If you still have questions about fulfillment within Canada, check out this free comprehensive guide on Amazon.ca FBM.
Advertising in Canada
What about advertising? There is some good news here. On Amazon.ca, there is significantly less competition when compared to the American market.
All ad placements are the same, but just on Amazon.ca, so there is virtually no learning curve when it comes to advertising on Amazon.ca. ROAS is generally higher compared to the US market, but it also isn’t as competitive as a .com-focused seller is used to. For instance, on Amazon.com, the phrase “baby-sling” will get around 11,000 hits per week, whereas in Canada that number would be closer to 1,900.
Another cost consideration is in your CPC, which is lower in Canada than it is in the US. While this is by no means a perfect example, the phrase “egg cooker” on Amazon.com will cost roughly $1.33 per click, whereas in Canada, it will only cost $1.02.
Canadian Advertising Considerations
While there are quite a few similarities between the US and Canada, consider that Canadians are fundamentally a different type of consumer compared to the average American consumer.
Below are just a few of the differences that you may come across when you start to sell in Canada:

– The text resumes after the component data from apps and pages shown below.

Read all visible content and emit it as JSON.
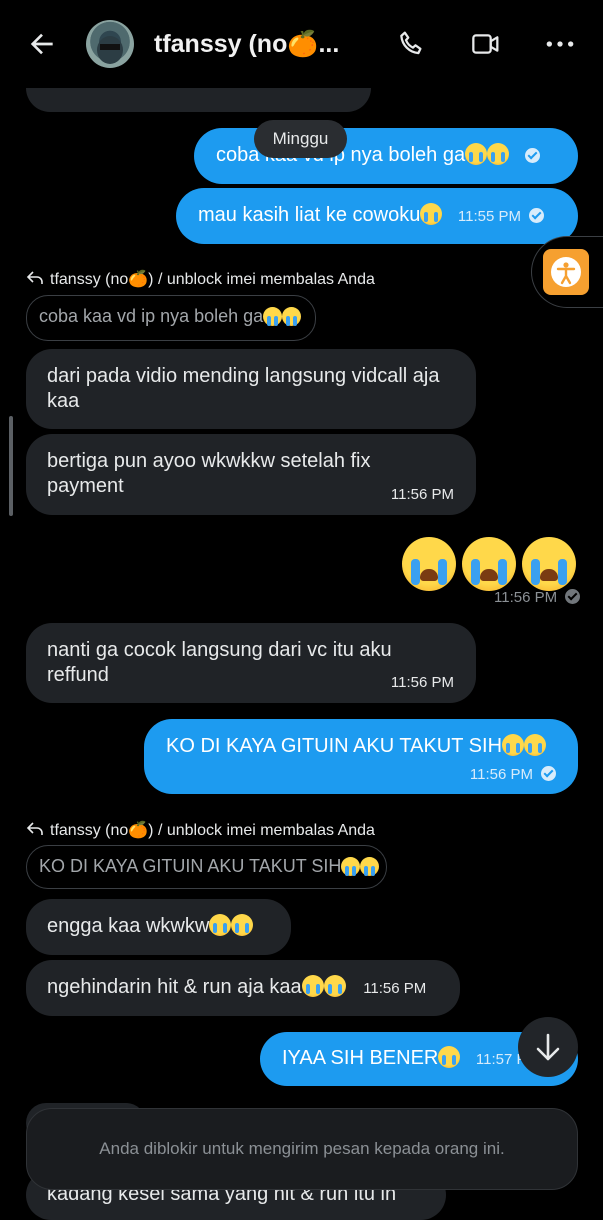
{
  "header": {
    "title": "tfanssy (no🍊...",
    "back_icon": "arrow-left-icon",
    "call_icon": "phone-icon",
    "video_icon": "video-camera-icon",
    "more_icon": "more-horizontal-icon"
  },
  "date_chip": "Minggu",
  "messages": {
    "m1": {
      "text": "coba kaa vd ip nya boleh ga"
    },
    "m2": {
      "text": "mau kasih liat ke cowoku",
      "time": "11:55 PM"
    },
    "reply1": {
      "header": "tfanssy (no🍊) / unblock imei membalas Anda",
      "quote": "coba kaa vd ip nya boleh ga"
    },
    "m3": {
      "text": "dari pada vidio mending langsung vidcall aja kaa"
    },
    "m4": {
      "text": "bertiga pun ayoo wkwkkw setelah fix payment",
      "time": "11:56 PM"
    },
    "m5": {
      "time": "11:56 PM"
    },
    "m6": {
      "text": "nanti ga cocok langsung dari vc itu aku reffund",
      "time": "11:56 PM"
    },
    "m7": {
      "text": "KO DI KAYA GITUIN AKU TAKUT SIH",
      "time": "11:56 PM"
    },
    "reply2": {
      "header": "tfanssy (no🍊) / unblock imei membalas Anda",
      "quote": "KO DI KAYA GITUIN AKU TAKUT SIH"
    },
    "m8": {
      "text": "engga kaa wkwkw"
    },
    "m9": {
      "text": "ngehindarin hit & run aja kaa",
      "time": "11:56 PM"
    },
    "m10": {
      "text": "IYAA SIH BENER",
      "time": "11:57 PM"
    },
    "m11": {
      "text": "kadang kesel sama yang hit & run itu in"
    }
  },
  "blocked_notice": "Anda diblokir untuk mengirim pesan kepada orang ini.",
  "colors": {
    "accent": "#1d9bf0",
    "incoming_bubble": "#202327",
    "background": "#000000"
  }
}
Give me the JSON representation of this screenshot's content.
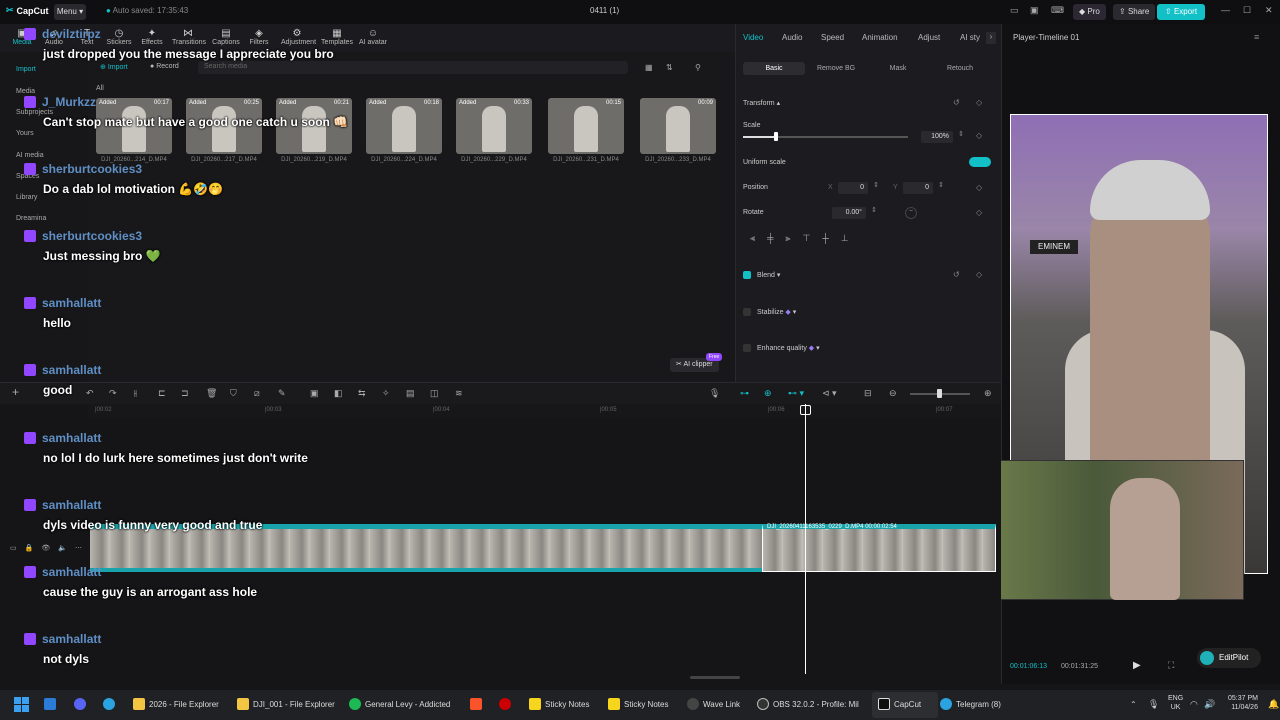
{
  "titlebar": {
    "app_name": "CapCut",
    "menu_label": "Menu",
    "autosave": "Auto saved: 17:35:43",
    "project_title": "0411 (1)",
    "pro_label": "Pro",
    "share_label": "Share",
    "export_label": "Export",
    "win_min": "—",
    "win_max": "☐",
    "win_close": "✕"
  },
  "toolbar": {
    "items": [
      {
        "label": "Media",
        "icon": "media-icon"
      },
      {
        "label": "Audio",
        "icon": "audio-icon"
      },
      {
        "label": "Text",
        "icon": "text-icon"
      },
      {
        "label": "Stickers",
        "icon": "stickers-icon"
      },
      {
        "label": "Effects",
        "icon": "effects-icon"
      },
      {
        "label": "Transitions",
        "icon": "transitions-icon"
      },
      {
        "label": "Captions",
        "icon": "captions-icon"
      },
      {
        "label": "Filters",
        "icon": "filters-icon"
      },
      {
        "label": "Adjustment",
        "icon": "adjustment-icon"
      },
      {
        "label": "Templates",
        "icon": "templates-icon"
      },
      {
        "label": "AI avatar",
        "icon": "ai-avatar-icon"
      }
    ]
  },
  "sidebar": {
    "items": [
      "Import",
      "Media",
      "Subprojects",
      "Yours",
      "AI media",
      "Spaces",
      "Library",
      "Dreamina"
    ]
  },
  "media": {
    "import_label": "Import",
    "record_label": "Record",
    "search_placeholder": "Search media",
    "all_label": "All",
    "ai_clipper": "AI clipper",
    "free_badge": "Free",
    "clips": [
      {
        "tag": "Added",
        "dur": "00:17",
        "name": "DJI_20260...214_D.MP4"
      },
      {
        "tag": "Added",
        "dur": "00:25",
        "name": "DJI_20260...217_D.MP4"
      },
      {
        "tag": "Added",
        "dur": "00:21",
        "name": "DJI_20260...219_D.MP4"
      },
      {
        "tag": "Added",
        "dur": "00:18",
        "name": "DJI_20260...224_D.MP4"
      },
      {
        "tag": "Added",
        "dur": "00:33",
        "name": "DJI_20260...229_D.MP4"
      },
      {
        "tag": "",
        "dur": "00:15",
        "name": "DJI_20260...231_D.MP4"
      },
      {
        "tag": "",
        "dur": "00:09",
        "name": "DJI_20260...233_D.MP4"
      }
    ]
  },
  "props": {
    "tabs": [
      "Video",
      "Audio",
      "Speed",
      "Animation",
      "Adjust",
      "AI sty"
    ],
    "subtabs": [
      "Basic",
      "Remove BG",
      "Mask",
      "Retouch"
    ],
    "transform": "Transform",
    "scale": "Scale",
    "scale_value": "100%",
    "scale_level": 0.2,
    "uniform_scale": "Uniform scale",
    "position": "Position",
    "pos_x_label": "X",
    "pos_x": "0",
    "pos_y_label": "Y",
    "pos_y": "0",
    "rotate": "Rotate",
    "rotate_value": "0.00°",
    "blend": "Blend",
    "stabilize": "Stabilize",
    "enhance": "Enhance quality"
  },
  "player": {
    "title": "Player-Timeline 01",
    "poster_text": "EMINEM",
    "current_time": "00:01:06:13",
    "total_time": "00:01:31:25",
    "editpilot": "EditPilot"
  },
  "timeline": {
    "ruler": [
      "|00:02",
      "|00:03",
      "|00:04",
      "|00:05",
      "|00:06",
      "|00:07"
    ],
    "clip2_label": "DJI_20260411163535_0229_D.MP4   00:00:02:54"
  },
  "chat": [
    {
      "user": "devilztirpz",
      "msg": "just dropped you the message I appreciate you bro"
    },
    {
      "user": "J_Murkzz",
      "msg": "Can't stop mate but have a good one catch u soon 👊🏻"
    },
    {
      "user": "sherburtcookies3",
      "msg": "Do a dab lol motivation 💪🤣🤭"
    },
    {
      "user": "sherburtcookies3",
      "msg": "Just messing bro 💚"
    },
    {
      "user": "samhallatt",
      "msg": "hello"
    },
    {
      "user": "samhallatt",
      "msg": "good"
    },
    {
      "user": "samhallatt",
      "msg": "no lol I do lurk here sometimes just don't write"
    },
    {
      "user": "samhallatt",
      "msg": "dyls video is funny very good and true"
    },
    {
      "user": "samhallatt",
      "msg": "cause the guy is an arrogant ass hole"
    },
    {
      "user": "samhallatt",
      "msg": "not dyls"
    }
  ],
  "taskbar": {
    "items": [
      {
        "label": "2026 - File Explorer",
        "color": "#f4c542"
      },
      {
        "label": "DJI_001 - File Explorer",
        "color": "#f4c542"
      },
      {
        "label": "General Levy - Addicted",
        "color": "#1db954"
      },
      {
        "label": "Sticky Notes",
        "color": "#f7d51d"
      },
      {
        "label": "Sticky Notes",
        "color": "#f7d51d"
      },
      {
        "label": "Wave Link",
        "color": "#444"
      },
      {
        "label": "OBS 32.0.2 - Profile: Mil",
        "color": "#333"
      },
      {
        "label": "CapCut",
        "color": "#222"
      },
      {
        "label": "Telegram (8)",
        "color": "#2aa3e0"
      }
    ],
    "lang": "ENG",
    "region": "UK",
    "time": "05:37 PM",
    "date": "11/04/26"
  },
  "colors": {
    "accent": "#12c0c8",
    "twitch": "#9146ff",
    "chat_user": "#5f8fc4"
  }
}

- Cultural: Canada is a diverse country, and immigrants make up about one-sixth of its total population. Canadian consumers are known to be accepting, tolerant, and willing to try new goods and services.
- Taste: Compared to their US counterparts, Canadian consumers tend to have a more risk-averse approach to purchasing. They want to see comfortable and homely indications from listings. When it comes to literal food goods, sweet and salty is a national favorite for Canadians.
- Value: Historically, Canadian consumers have had less disposable income compared to their US counterparts. They want to feel like they are getting good value from their purchases. They tend to be value shoppers, looking for the lowest price or best deal, instead of being attached to a particular brand.
- Spelling: There are some minor spelling differences to be conscious of. Color vs. colour and grey vs. gray are two common examples. It is important to vet your spelling through a Canadian spell-check system, as grammatical mistakes can lower the credibility of your listing.
- Weather: Compared to US consumers, Canadians live in a much wider variety of weather, meaning that you may have to change product marketing based on your customer’s location. For example, Toronto, Ontario has a warm summer climate with no dry season whereas Vancouver, British Columbia has a Mediterranean warm climate with a major dry season.
In order to seamlessly launch into the Canadian market, consider employing an Amazon Advertising Agency based in Canada. They will understand these differences and help you make the necessary changes in advertising and branding that will allow you to dominate the Canadian market.
About the author: AMZ Prep is centered around one mission: guaranteeing your Amazon success by making sure you’re prepared to sell and deliver to all your eager customers worldwide. By leveraging a consultative and holistic approach towards eCommerce supply chain management we excel in weaving every business owner’s unique vision into a tailored solution.